== Instructions to follow ==
How many of the lines below hold "title"? Only the number, please.

== Raw data ==
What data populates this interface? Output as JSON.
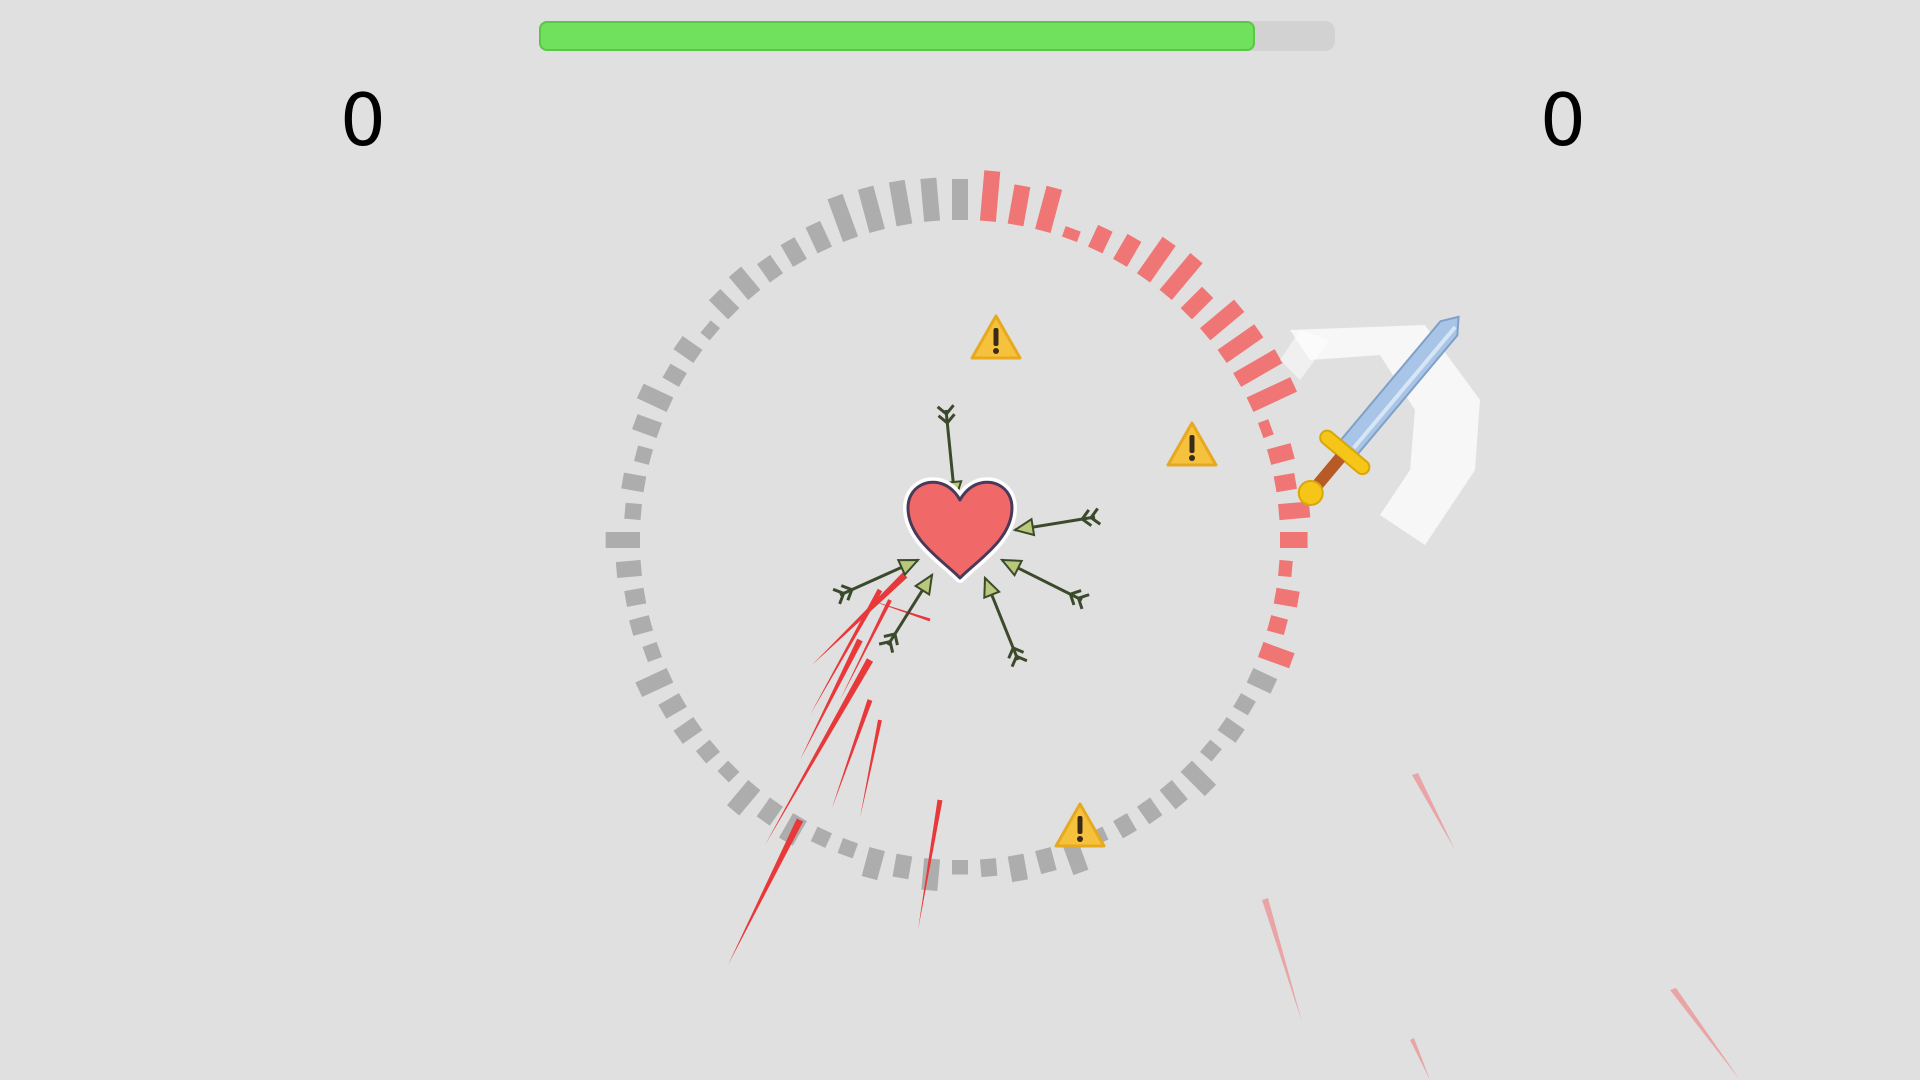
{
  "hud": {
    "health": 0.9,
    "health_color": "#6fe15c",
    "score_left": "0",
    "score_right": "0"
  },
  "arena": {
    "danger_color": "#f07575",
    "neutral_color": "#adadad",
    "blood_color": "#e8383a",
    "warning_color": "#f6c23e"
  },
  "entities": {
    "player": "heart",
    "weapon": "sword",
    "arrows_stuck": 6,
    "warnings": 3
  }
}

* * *

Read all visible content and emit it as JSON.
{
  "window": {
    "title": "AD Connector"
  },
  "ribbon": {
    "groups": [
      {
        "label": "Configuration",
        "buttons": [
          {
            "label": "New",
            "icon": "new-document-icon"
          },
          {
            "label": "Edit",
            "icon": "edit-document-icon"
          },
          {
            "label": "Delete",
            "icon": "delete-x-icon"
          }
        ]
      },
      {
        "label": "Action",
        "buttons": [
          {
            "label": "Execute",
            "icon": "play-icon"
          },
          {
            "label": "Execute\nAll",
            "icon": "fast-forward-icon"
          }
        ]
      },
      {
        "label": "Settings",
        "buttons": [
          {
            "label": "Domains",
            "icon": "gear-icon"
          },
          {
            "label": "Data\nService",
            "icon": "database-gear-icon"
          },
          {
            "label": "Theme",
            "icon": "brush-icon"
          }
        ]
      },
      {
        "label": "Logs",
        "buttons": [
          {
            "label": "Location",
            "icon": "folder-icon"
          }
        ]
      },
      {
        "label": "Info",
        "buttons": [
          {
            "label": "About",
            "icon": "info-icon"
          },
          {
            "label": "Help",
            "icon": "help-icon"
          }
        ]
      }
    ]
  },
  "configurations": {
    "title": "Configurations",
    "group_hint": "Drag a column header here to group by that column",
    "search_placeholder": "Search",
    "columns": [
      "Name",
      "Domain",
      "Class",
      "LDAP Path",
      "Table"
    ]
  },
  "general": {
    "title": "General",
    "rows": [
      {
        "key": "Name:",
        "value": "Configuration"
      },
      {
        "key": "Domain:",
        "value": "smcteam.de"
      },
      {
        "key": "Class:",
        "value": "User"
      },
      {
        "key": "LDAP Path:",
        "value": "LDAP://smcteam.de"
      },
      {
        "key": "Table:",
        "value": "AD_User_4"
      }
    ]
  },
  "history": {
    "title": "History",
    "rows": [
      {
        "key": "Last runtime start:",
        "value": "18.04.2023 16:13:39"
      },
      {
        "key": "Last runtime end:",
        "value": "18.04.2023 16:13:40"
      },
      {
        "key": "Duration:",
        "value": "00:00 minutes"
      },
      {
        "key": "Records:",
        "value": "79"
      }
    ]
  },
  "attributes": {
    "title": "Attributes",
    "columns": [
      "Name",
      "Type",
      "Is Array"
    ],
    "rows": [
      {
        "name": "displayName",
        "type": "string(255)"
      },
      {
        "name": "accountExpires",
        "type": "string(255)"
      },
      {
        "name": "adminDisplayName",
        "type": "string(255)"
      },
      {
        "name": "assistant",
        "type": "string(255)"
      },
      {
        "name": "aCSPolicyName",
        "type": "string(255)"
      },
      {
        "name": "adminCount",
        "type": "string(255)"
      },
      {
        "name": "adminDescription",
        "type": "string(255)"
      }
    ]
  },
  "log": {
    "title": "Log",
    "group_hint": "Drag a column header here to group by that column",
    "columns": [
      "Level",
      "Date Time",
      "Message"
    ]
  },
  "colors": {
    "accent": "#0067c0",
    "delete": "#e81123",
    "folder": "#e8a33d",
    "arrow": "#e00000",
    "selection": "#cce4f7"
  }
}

== Your solution ==
6